Parental Dissonance

I’ve always wondered at the dissonance we experience between how our parents want us to live our lives, and how we actually want to live them. Growing up in a religious household, I often felt as though I was simply going through the motions and not living a life I was proud of. The residual guilt that I experienced after decided to pursue my own path was disconcerting.
A few weeks ago, I reached out to some wonderful writers and creators to hear about their own experiences with this idea. How does this difference with our parents affect us? Is it negative, positive? In return, I received beautiful, heartfelt poems and stories and musings. I feel extraordinarily lucky to have read all of them!

I will be sharing them one by one, or in pairings (if they are shorter pieces). Without further ado, I’m excited to present the first installment of Parental Dissonance.

“Human Garden” by Danielle

The garden has long served as a metaphor for living, breathing conceptions, forever waning and unsteady. The inconsistency of the garden is beautiful: some plants shrivel while others flourish. There are species of plants that grow flowers, some grow fruit. Some appear displeasing to the human eye but taste like the sweetest sugar. Some flowers press into themselves in the night, then spread their petals, smile at the sun when it rises.

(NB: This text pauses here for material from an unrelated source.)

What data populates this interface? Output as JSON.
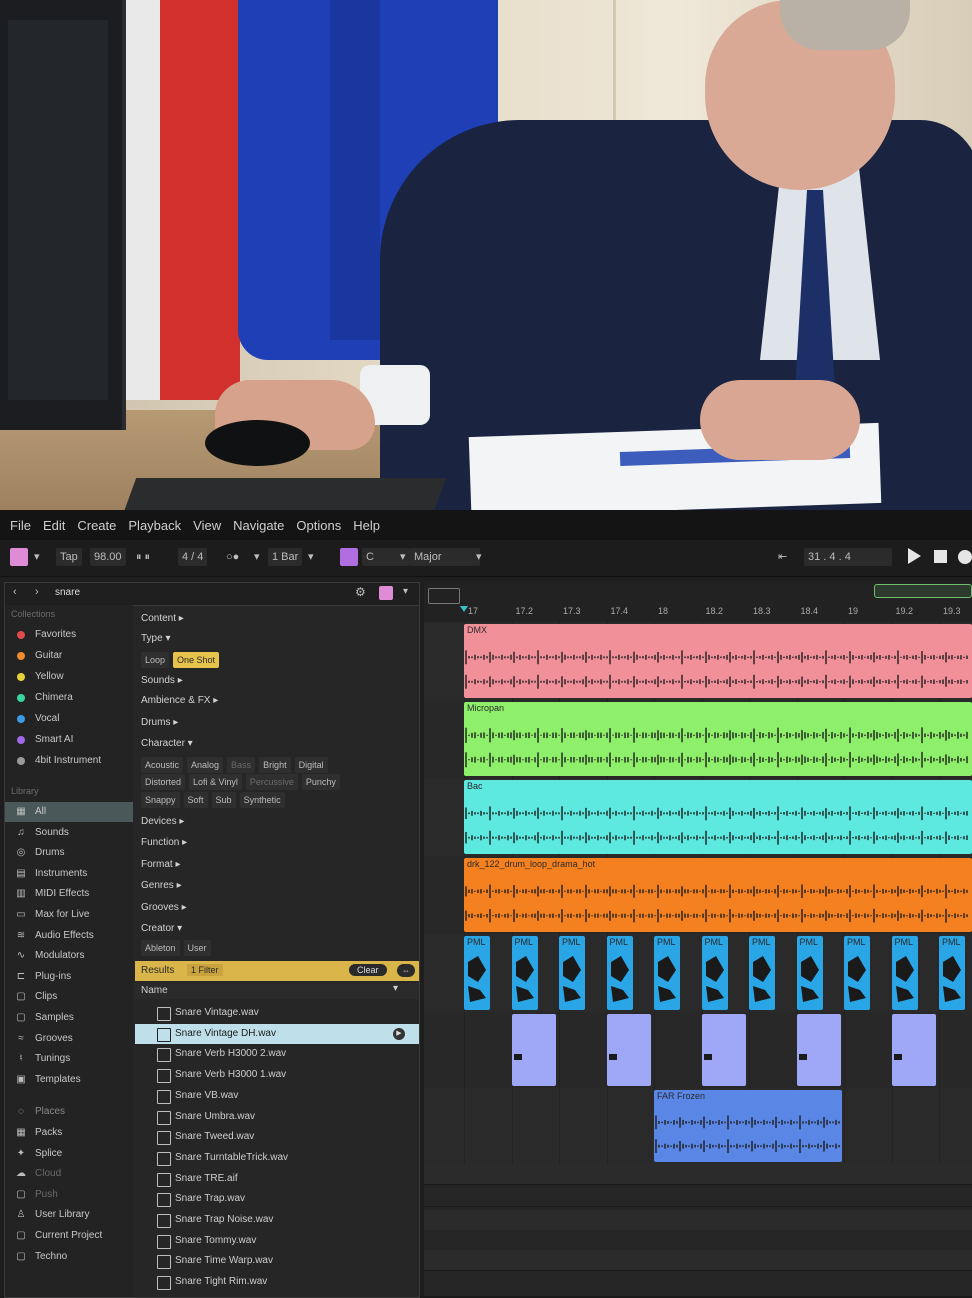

For 22 years of open eyes, my mother’s eyes, voice and vibrant eyes have extended into the world like shimmering petals, changing colors and tone. She changes from season to season and always finds her comfort in water. The ancient and strong tree is my father, his roots, like legs digging into the solid ground, shading the flowers, the grass, providing a safe haven for the little creatures that live in the nooks and crannies of his trunk. My brother is the friendly chipmunk, going from inhaling the beautiful scent of the flower to lounging by and playing on the tree while nibbling on a chestnut.

I still don’t know what my conception is in our family garden. Since I was young, I hoped to be my mother’s daughter, my mother’s little rosebud. I have stretched my petals, or perhaps branches, or perhaps critter-like claws, to figure it out. In my adolescence, my face was a canvas of weeds, pimples and red splotches caking what I thought were wilting, waning flowers and buds of grass.

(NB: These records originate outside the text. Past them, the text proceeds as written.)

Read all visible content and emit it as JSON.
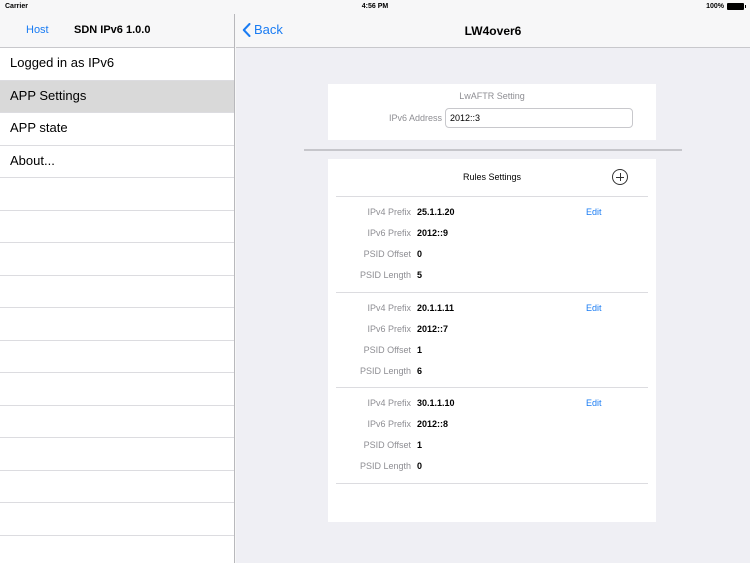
{
  "status_bar": {
    "carrier": "Carrier",
    "time": "4:56 PM",
    "battery": "100%"
  },
  "master": {
    "host_label": "Host",
    "title": "SDN IPv6 1.0.0",
    "items": [
      {
        "label": "Logged in as IPv6"
      },
      {
        "label": "APP Settings",
        "selected": true
      },
      {
        "label": "APP state"
      },
      {
        "label": "About..."
      }
    ]
  },
  "detail": {
    "back_label": "Back",
    "title": "LW4over6",
    "lwaftr": {
      "title": "LwAFTR Setting",
      "ipv6_label": "IPv6 Address",
      "ipv6_value": "2012::3"
    },
    "rules": {
      "title": "Rules Settings",
      "edit_label": "Edit",
      "labels": {
        "ipv4_prefix": "IPv4 Prefix",
        "ipv6_prefix": "IPv6 Prefix",
        "psid_offset": "PSID Offset",
        "psid_length": "PSID Length"
      },
      "items": [
        {
          "ipv4_prefix": "25.1.1.20",
          "ipv6_prefix": "2012::9",
          "psid_offset": "0",
          "psid_length": "5"
        },
        {
          "ipv4_prefix": "20.1.1.11",
          "ipv6_prefix": "2012::7",
          "psid_offset": "1",
          "psid_length": "6"
        },
        {
          "ipv4_prefix": "30.1.1.10",
          "ipv6_prefix": "2012::8",
          "psid_offset": "1",
          "psid_length": "0"
        }
      ]
    }
  },
  "colors": {
    "accent": "#1a7cf3",
    "selected_row": "#d9d9d9",
    "detail_bg": "#efeff4"
  }
}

each summer, when my face cleared itself of prickly, poisonous weeds

        i thought that the freckles that came were like dandelions

            weeds in disguise, soon to transform into white pods

    that would carry me back to my original canvas

a bed of weeds.

My mother’s shimmering petals, her vibrant eyes would scan my weeds and she would apply sunlight, water. She would find me creams, ointments, cover up, foundation, clay masks. Now, I know she was trying to bring out the flowers, my petals, but back then, I felt my conception was the weed.

i used to perform in plays, musicals, the like.
i started one summer.
the first: “How Does Your Garden Grow?”
my role: lead weed

this was before
weeds on my face,
the stalk that was my body
expanded and curved
in ways that made my eyes
vibrant with spring water,
in ways that made my flower mama’s eyes
cringe with worry.
she kept trying to show me the flower i could be.

I lied. My eyes were not open for 22 years. They’ve opened only recently.

I do not think my mother always thought she was a flower, with sprawling petals, a delicate stem, fragrant and brilliant as I’ve always seen her. Maybe she does not think she is a flower at all.

sometimes she would show me pictures of her at my age

        and her sparkling pupils would dim

        “look at my thick waist”

        “that dress is so unflattering”

    she thought she was a weed in the garden bed,

            maybe she hasn’t realized that she still isn’t.

Most days, I think I am a flower. Other days, I think I am a weed dressed up in delicate fragrances, leaves, petals and sways of the wind.

I wonder if that’s how she feels.

one day, i will have a daughter with my mother’s eyes.

            they will sparkle like spring droplets on lilypads.

        before she can speak, i will kiss her petaled eyelids.

i will tell her that she is forever a flower, my rosebud.

                forever petaled, forever fragrant.

        i just hope she never thinks of herself as a weed.


[Image was created by Danielle as an original graphic to accompany her piece.]

One thought on “Parental Dissonance

Leave a Reply

Fill in your details below or click an icon to log in: Logo

You are commenting using your account. Log Out /  Change )

Twitter picture

You are commenting using your Twitter account. Log Out /  Change )

Facebook photo

You are commenting using your Facebook account. Log Out /  Change )

Connecting to %s